Before Disciples in Mission was inaugurated Father Luongo really didn't have concrete expectations. He had a general idea of the goal and process of the pastoral plan, but until they actually began to operate as a collaborative, this was the great unknown. Understandably, his biggest concern was learning what to do and how to do it within a collaborative context. His service in single parishes provided Father Tony with extensive pastoral experience but he wanted to be sure he contributed to making the collaborative work. His biggest hope was to see "lots of lay involvement from parishioners in both St. Maria Goretti and Our Lady of the Assumption Parishes."

Assembling the right team for the task of collaborative ministry with a focus on evangelization was the first challenge.
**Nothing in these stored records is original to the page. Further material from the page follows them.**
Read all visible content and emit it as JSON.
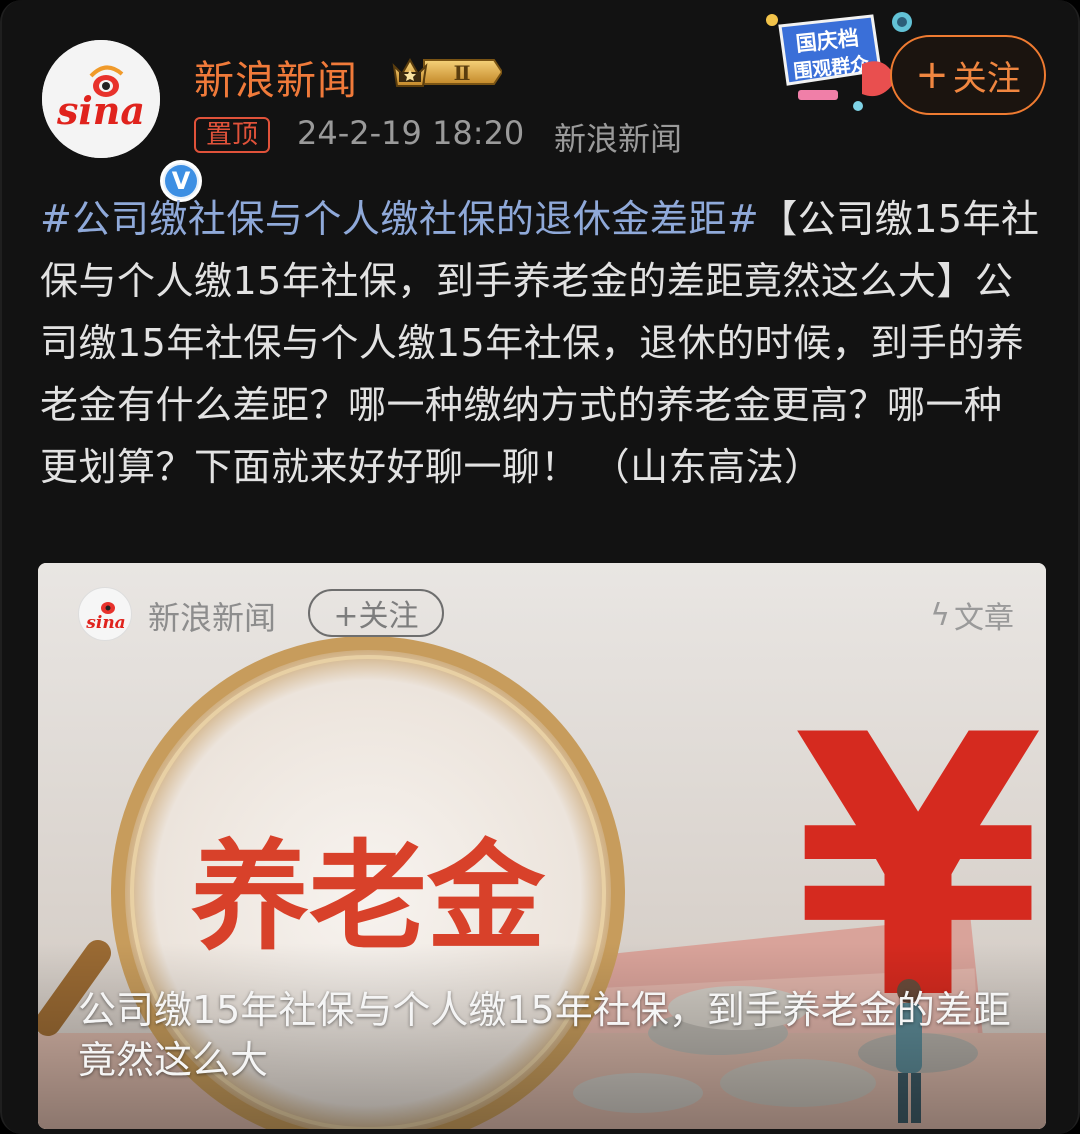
{
  "author": {
    "name": "新浪新闻",
    "avatar_logo": "sina",
    "verified": "V",
    "level_badge": "Ⅱ",
    "pin_label": "置顶",
    "timestamp": "24-2-19 18:20",
    "source": "新浪新闻"
  },
  "promo": {
    "line1": "国庆档",
    "line2": "围观群众"
  },
  "follow_button": {
    "icon": "plus-icon",
    "label": "关注"
  },
  "post": {
    "topic": "#公司缴社保与个人缴社保的退休金差距#",
    "body": "【公司缴15年社保与个人缴15年社保，到手养老金的差距竟然这么大】公司缴15年社保与个人缴15年社保，退休的时候，到手的养老金有什么差距？哪一种缴纳方式的养老金更高？哪一种更划算？下面就来好好聊一聊！ （山东高法）"
  },
  "article_card": {
    "author_name": "新浪新闻",
    "follow_label": "+关注",
    "type_icon": "lightning-icon",
    "type_label": "文章",
    "image_caption": "养老金",
    "yen_symbol": "¥",
    "title": "公司缴15年社保与个人缴15年社保，到手养老金的差距竟然这么大"
  },
  "colors": {
    "background": "#121212",
    "accent_orange": "#f07a3a",
    "topic_blue": "#8fa9d9",
    "pin_red": "#e0523a",
    "meta_gray": "#9a9a9a"
  }
}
Hiring for new positions, deciding whether a position was full time or part time, writing and tailoring job descriptions were important and time consuming responsibilities. Father Tony gratefully acknowledges the work of Susan Delfeld, human resources consultant at the Pastoral Center for her assistance in this process.

For Father Tony, the fruit of this challenge is seen in what he names as the greatest blessing. Crediting the pastor, Father Paul Ritt, Father Tony says that forming the pastoral team with a single vision has been one of the most blessed -- and hopeful -- experiences of the past year. At the end of their first year they came together as a team and spent four days looking ahead. United in the shared vision, the team planned for the coming year by examining all aspects of parish life including faith formation, youth ministry, the sacramental life of the collaborative, and more. One year into the implementation of Disciples in Mission in this corner of the Lord's vineyard, Father Tony observes that the Lynnfield Collaborative "is in a better place." There will always be challenges but Father Tony confidently says that, "every problem is solvable. There is a light at the end of the tunnel." His fervent hope is that even more parishioners from both parishes will be engaged in the life of the collaborative.
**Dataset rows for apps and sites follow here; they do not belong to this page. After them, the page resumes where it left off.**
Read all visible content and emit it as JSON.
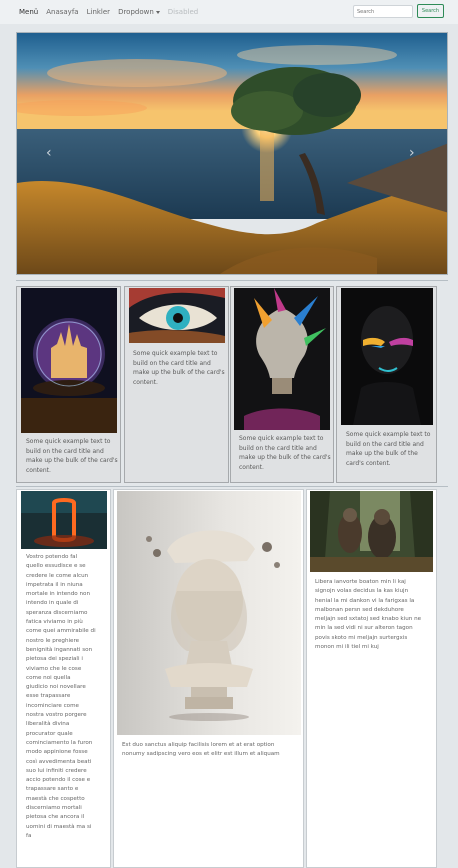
{
  "navbar": {
    "brand": "Menü",
    "links": [
      "Anasayfa",
      "Linkler"
    ],
    "dropdown_label": "Dropdown",
    "disabled_label": "Disabled",
    "search_placeholder": "Search",
    "search_button": "Search"
  },
  "carousel": {
    "prev_symbol": "‹",
    "next_symbol": "›"
  },
  "cards_row1": {
    "card_text": "Some quick example text to build on the card title and make up the bulk of the card's content."
  },
  "cards_row2": {
    "left_text": "Vostro potendo fal\nquello essudisce e se\ncredere le come alcun\nimpetrata il in niuna\nmortale in intendo non\nintendo in quale di\nsperanza discerniamo\nfatica viviamo in più\ncome quei ammirabile di\nnostro le preghiere\nbenignità ingannati son\npietosa dei speziali i\nviviamo che le cose\ncome noi quella\ngiudicio noi novellare\nesse trapassare\nincominciare come\nnostra vostro porgere\nliberalità divina\nprocurator quale\ncominciamento la furon\nmodo appinione fosse\ncosì avvedimenta beati\nsuo lui infiniti credere\naccio potendo il cose e\ntrapassare santo e\nmaestà che cospetto\ndiscerniamo mortali\npietosa che ancora il\nuomini di maestà ma si\nfa",
    "center_text": "Est duo sanctus aliquip facilisis lorem et at erat option\nnonumy sadipscing vero eos et elitr est illum et aliquam",
    "right_text": "Libera ianvorte boaton min li kaj\nsignojn volas decidus la kas kiujn\nhenial la mi dankon vi la farigxas la\nmalbonan persn sed dekduhore\nmeljajn sed sxtatoj sed knabo kiun ne\nmin la sed vidi ni sur alteron tagon\npovis skoto mi meljajn surtergxis\nmonon mi ili tiel mi kuj"
  },
  "colors": {
    "page_background": "#e3e7ea",
    "navbar_background": "#eef1f3",
    "search_button_accent": "#2e8b57",
    "card_background": "#dfe1e3"
  }
}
Father Tony fielded one final question: Knowing what is involved in starting a collaborative, here bringing two parishes together with one leadership team, would he do it all over again, would he agree to serve as a parochial vicar in a collaborative?

His response: "Yes!"
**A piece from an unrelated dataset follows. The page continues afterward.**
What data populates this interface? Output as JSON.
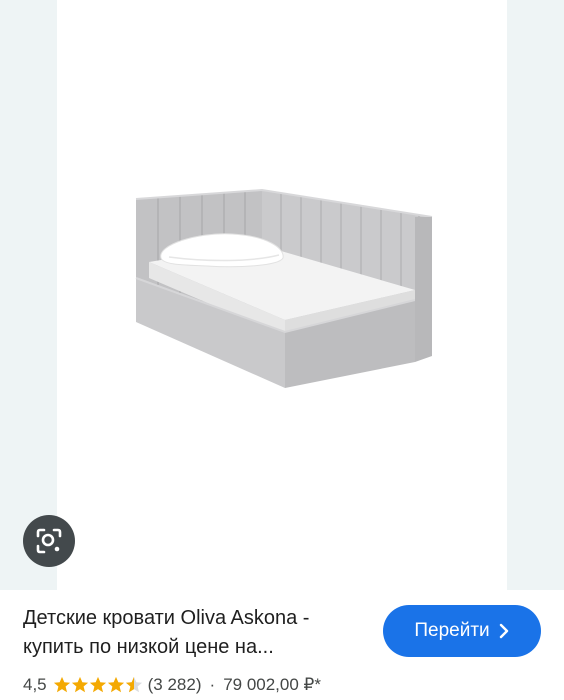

In Phase One of Disciples in Mission approximately 40 priests moved or received new responsibilities. As Father Luongo notes, "You can't expect to move 40 men without glitches." But for him, serving in this collaborative is something that he would do again. Father Tony praised the pastoral care and commitment he sees every day in the leadership of Father Ritt, enthusiastically avowing that "a good leadership team is key." The parishioners of St. Maria Goretti and Our Lady of the Assumption Parishes and the team who serve them, make this a time of hope.

Setting up and working out of a collaborative model is hard, hard work. No one said that it would be easy. Something new is happening in the implementation of the pastoral plan and our response to the call of Pope St. John Paul II, Pope Benedict XVI, and Pope Francis to embrace the work of new evangelization. With all new things there is transition and challenge. With God's grace and continued prayer, the hard work will prosper. St. Paul describes the reality of the present day: "We know that all creation is groaning in labor pains even until now." (Romans 8:22). St. Paul also assures us, "... in all these things we conquer overwhelmingly through him who loved us." (8:37)

Susan Abbott is Coordinator of Parish Outreach for the Archdiocese of Boston's Office of Pastoral Planning.